The reason I say Joe is a really nice guy is that at about 9:15 he started letting people from the no-reservations line into the store, even though there were still lots of people in the reservations line. I got paired with another really nice guy named Zach Jay, a “Business Team” member—meaning he usually works with people who have Macs in their offices—who set me up with a 16-gigabyte model and a dock. By 9:45 I was out of the store with my new iPad.
Outside I ran into Cort Johnson from Dart Boston, who said he’d just spotted the Raizlabs contingent—who had been among the first people to leave the store—at Starbucks. So I headed over there for an impromptu Ploid party. The game, which is the first multi-player game I’ve heard of for the iPad, is pretty cool: it involves picking a corner of the screen and then competing with up to three other players to grab matching sea creatures from a pool of water and drag them into your corner. (See the photo at the top right corner of this story.) You get points for collecting creatures that have the same shape or color. Today is the first time Raiz’s team has had the opportunity to test the game on an actual iPad rather than the simulator that Apple provides as part of the iPad software development kit. They seemed pretty happy. Other than some minor bugs, Raiz said, the game worked the way they thought it would.
I left Starbucks just as all the iPads at the table were starting to attract a crowd of curious onlookers.

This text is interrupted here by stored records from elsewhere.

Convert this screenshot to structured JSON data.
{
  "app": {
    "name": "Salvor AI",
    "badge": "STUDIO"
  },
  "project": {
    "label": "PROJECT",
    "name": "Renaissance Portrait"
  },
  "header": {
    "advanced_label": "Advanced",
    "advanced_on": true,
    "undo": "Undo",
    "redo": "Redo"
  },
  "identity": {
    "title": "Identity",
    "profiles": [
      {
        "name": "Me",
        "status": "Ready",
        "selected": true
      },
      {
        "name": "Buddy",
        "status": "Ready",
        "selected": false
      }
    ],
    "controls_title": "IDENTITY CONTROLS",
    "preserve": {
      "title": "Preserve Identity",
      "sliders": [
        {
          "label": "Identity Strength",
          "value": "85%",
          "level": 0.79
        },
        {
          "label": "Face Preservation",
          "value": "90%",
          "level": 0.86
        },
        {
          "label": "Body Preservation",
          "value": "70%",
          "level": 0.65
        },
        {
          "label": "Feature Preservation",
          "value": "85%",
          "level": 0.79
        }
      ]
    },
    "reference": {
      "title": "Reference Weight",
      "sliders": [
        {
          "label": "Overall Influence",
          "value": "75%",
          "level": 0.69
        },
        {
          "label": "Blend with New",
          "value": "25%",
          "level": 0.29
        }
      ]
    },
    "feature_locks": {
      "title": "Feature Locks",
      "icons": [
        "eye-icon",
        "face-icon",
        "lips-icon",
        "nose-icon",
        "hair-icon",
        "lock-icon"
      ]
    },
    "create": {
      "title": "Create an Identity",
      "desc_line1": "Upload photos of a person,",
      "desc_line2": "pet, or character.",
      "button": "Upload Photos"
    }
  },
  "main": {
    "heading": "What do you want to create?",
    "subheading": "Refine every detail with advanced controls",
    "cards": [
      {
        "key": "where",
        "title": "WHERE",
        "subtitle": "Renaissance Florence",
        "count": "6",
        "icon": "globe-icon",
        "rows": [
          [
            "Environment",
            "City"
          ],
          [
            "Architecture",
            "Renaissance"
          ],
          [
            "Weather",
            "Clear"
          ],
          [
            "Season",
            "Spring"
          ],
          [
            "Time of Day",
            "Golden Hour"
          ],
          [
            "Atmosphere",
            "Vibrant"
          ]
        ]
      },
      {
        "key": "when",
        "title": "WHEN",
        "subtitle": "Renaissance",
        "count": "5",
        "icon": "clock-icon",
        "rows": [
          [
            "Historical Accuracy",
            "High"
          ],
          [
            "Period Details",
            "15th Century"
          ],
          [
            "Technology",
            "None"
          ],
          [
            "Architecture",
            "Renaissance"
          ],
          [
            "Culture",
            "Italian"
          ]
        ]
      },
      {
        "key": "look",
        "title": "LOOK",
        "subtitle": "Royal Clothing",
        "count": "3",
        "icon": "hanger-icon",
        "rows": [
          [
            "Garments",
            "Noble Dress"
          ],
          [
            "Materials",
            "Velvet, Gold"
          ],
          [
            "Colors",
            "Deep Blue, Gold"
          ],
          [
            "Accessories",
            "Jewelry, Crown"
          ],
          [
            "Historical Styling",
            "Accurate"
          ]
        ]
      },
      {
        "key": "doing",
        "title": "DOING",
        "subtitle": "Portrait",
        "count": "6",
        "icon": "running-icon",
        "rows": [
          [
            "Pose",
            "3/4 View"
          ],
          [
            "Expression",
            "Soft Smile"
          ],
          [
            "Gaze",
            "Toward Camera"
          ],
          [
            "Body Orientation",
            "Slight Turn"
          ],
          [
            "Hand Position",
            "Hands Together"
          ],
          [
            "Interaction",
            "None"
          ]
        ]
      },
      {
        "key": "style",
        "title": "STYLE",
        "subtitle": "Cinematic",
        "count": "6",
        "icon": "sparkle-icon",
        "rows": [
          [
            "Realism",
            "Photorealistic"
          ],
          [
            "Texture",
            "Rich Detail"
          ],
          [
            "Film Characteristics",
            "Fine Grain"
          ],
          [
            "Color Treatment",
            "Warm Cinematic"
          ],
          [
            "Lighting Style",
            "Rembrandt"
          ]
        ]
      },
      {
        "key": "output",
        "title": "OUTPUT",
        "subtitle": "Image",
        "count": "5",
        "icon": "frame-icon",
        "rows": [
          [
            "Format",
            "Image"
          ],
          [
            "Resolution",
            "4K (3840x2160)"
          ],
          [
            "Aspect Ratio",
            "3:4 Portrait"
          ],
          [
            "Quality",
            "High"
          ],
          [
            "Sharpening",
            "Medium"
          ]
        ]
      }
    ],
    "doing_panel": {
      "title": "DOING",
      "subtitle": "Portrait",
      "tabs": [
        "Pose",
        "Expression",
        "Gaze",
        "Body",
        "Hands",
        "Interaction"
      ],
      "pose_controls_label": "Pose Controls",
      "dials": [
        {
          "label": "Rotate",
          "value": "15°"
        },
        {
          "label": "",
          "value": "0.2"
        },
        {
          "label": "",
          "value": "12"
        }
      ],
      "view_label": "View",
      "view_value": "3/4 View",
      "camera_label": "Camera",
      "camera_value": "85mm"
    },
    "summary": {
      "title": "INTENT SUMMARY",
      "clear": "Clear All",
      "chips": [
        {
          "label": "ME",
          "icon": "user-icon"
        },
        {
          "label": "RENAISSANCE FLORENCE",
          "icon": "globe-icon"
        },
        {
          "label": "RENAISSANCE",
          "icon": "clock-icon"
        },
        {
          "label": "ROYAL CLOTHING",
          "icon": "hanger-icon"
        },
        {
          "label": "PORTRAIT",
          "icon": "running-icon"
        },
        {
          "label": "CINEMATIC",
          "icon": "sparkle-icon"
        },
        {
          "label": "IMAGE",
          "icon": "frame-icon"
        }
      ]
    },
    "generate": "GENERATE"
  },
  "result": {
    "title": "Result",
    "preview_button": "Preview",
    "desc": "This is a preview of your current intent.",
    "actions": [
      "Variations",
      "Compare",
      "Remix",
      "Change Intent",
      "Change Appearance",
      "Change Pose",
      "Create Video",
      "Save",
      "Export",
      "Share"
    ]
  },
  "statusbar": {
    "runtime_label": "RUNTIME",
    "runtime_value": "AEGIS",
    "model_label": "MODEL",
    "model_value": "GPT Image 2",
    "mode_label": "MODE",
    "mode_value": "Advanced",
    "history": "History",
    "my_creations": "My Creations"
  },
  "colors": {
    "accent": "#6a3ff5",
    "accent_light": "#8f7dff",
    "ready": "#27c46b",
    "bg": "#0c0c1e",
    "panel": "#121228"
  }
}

And my own iPad has just about finishing synching now…so I’ll follow up soon with a genuine review!